Teacher Quality Bonanza
DFER is out with two new reports on the critical topic of teacher quality. Here's the summary:
Teacher Quality Bonanza
While a small number of cynics out there still argue that classroom teachers are not really an important ingredient in a child's overall education recipe, one of the most important developments in K-12 education policy in the last few years has been the recognition that decades-old teacher evaluations (where the best a child can hope for is a 'satisfactory' teacher over an 'unsatisfactory' teacher) aren't up for the task of recognizing which teachers are hitting the ball out of the park with their students.
At DFER, we've long believed that the widespread irrelevance of excellence itself in the K-12 world has created a culture that has actively done damage to the lives of too many children who deserved much, much better from our nation's most important public institution.

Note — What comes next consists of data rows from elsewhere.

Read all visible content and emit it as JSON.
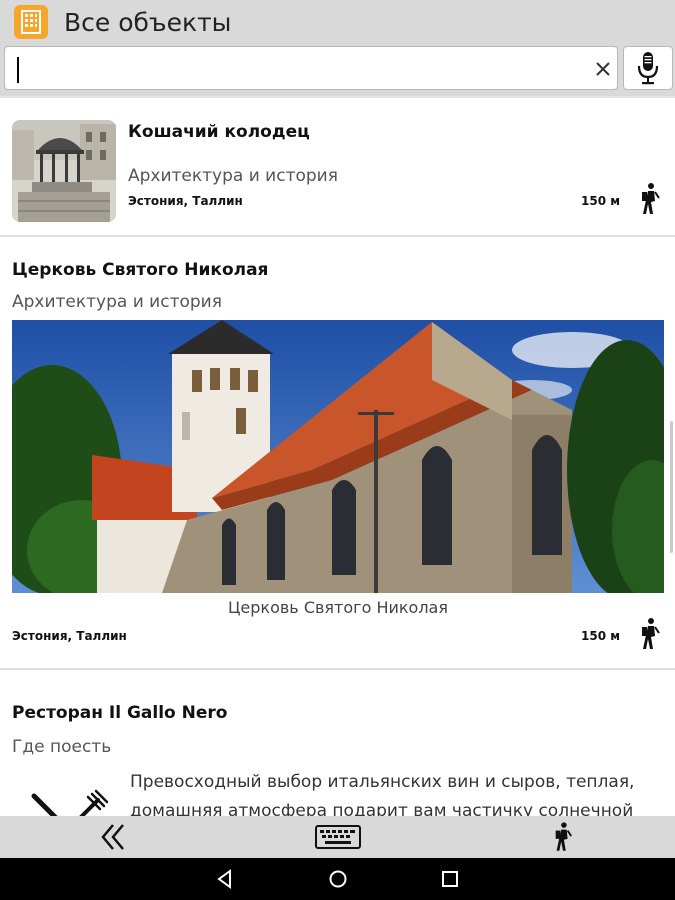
{
  "app": {
    "title": "Все объекты"
  },
  "search": {
    "value": "",
    "placeholder": ""
  },
  "items": [
    {
      "title": "Кошачий колодец",
      "category": "Архитектура и история",
      "location": "Эстония, Таллин",
      "distance": "150 м"
    },
    {
      "title": "Церковь Святого Николая",
      "category": "Архитектура и история",
      "caption": "Церковь Святого Николая",
      "location": "Эстония, Таллин",
      "distance": "150 м"
    },
    {
      "title": "Ресторан Il Gallo Nero",
      "category": "Где поесть",
      "description": "Превосходный выбор итальянских вин и сыров, теплая, домашняя атмосфера подарит вам частичку солнечной"
    }
  ],
  "icons": {
    "app": "building-icon",
    "clear": "close-icon",
    "mic": "microphone-icon",
    "walk": "walking-person-icon",
    "food": "fork-knife-icon",
    "back": "double-chevron-left-icon",
    "keyboard": "keyboard-icon",
    "nav_walk": "walking-person-icon"
  },
  "colors": {
    "accent": "#f4a72c",
    "bar": "#d9d9d9"
  }
}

But there have been a lot of positive developments in this area of late. There's obviously a long way to go, and surely some of what has been done to-date will need to be changed/enhanced/expanded, but we are clearly closer to a day where the link between teaching and learning is more clear in workplace evaluations for educators. (And we continue to hope and believe that this will usher in a new era where successful teachers are treated more like the community heroes that we believe they are.)
Today, Democrats for Education Reform is releasing two new papers that look at this issue a little more clearly.
1. In IMPACT in Washington: Lessons From the First years, former Wall Street Journal reporter Barbara Martinez takes a look at the IMPACT teacher evaluation system in our nation's capital. Early results show that the system is doing pretty much what it was intended to do: recognizing and rewarding the most successful teachers, providing feedback and targeted professional development to help teachers improve, and dismissing the relative few who don't belong in classrooms. Read the full report here.
2. In Built to Succeed? Ranking New Statewide Teacher Evaluation Practices, Martinez joins Jocelyn Huber, DFER's teacher advocacy director, and Ron Tupa, DFER's director of state legislatures, in providing a pre-season "likelihood of success" ranking of 19 states that changed their teacher evaluation policies in the last few years. There are a lot of caveats attached to this type of project, since states tackled the problem in so many different ways, but we will obviously continue to monitor the practices in these states going forward. Read the full report here.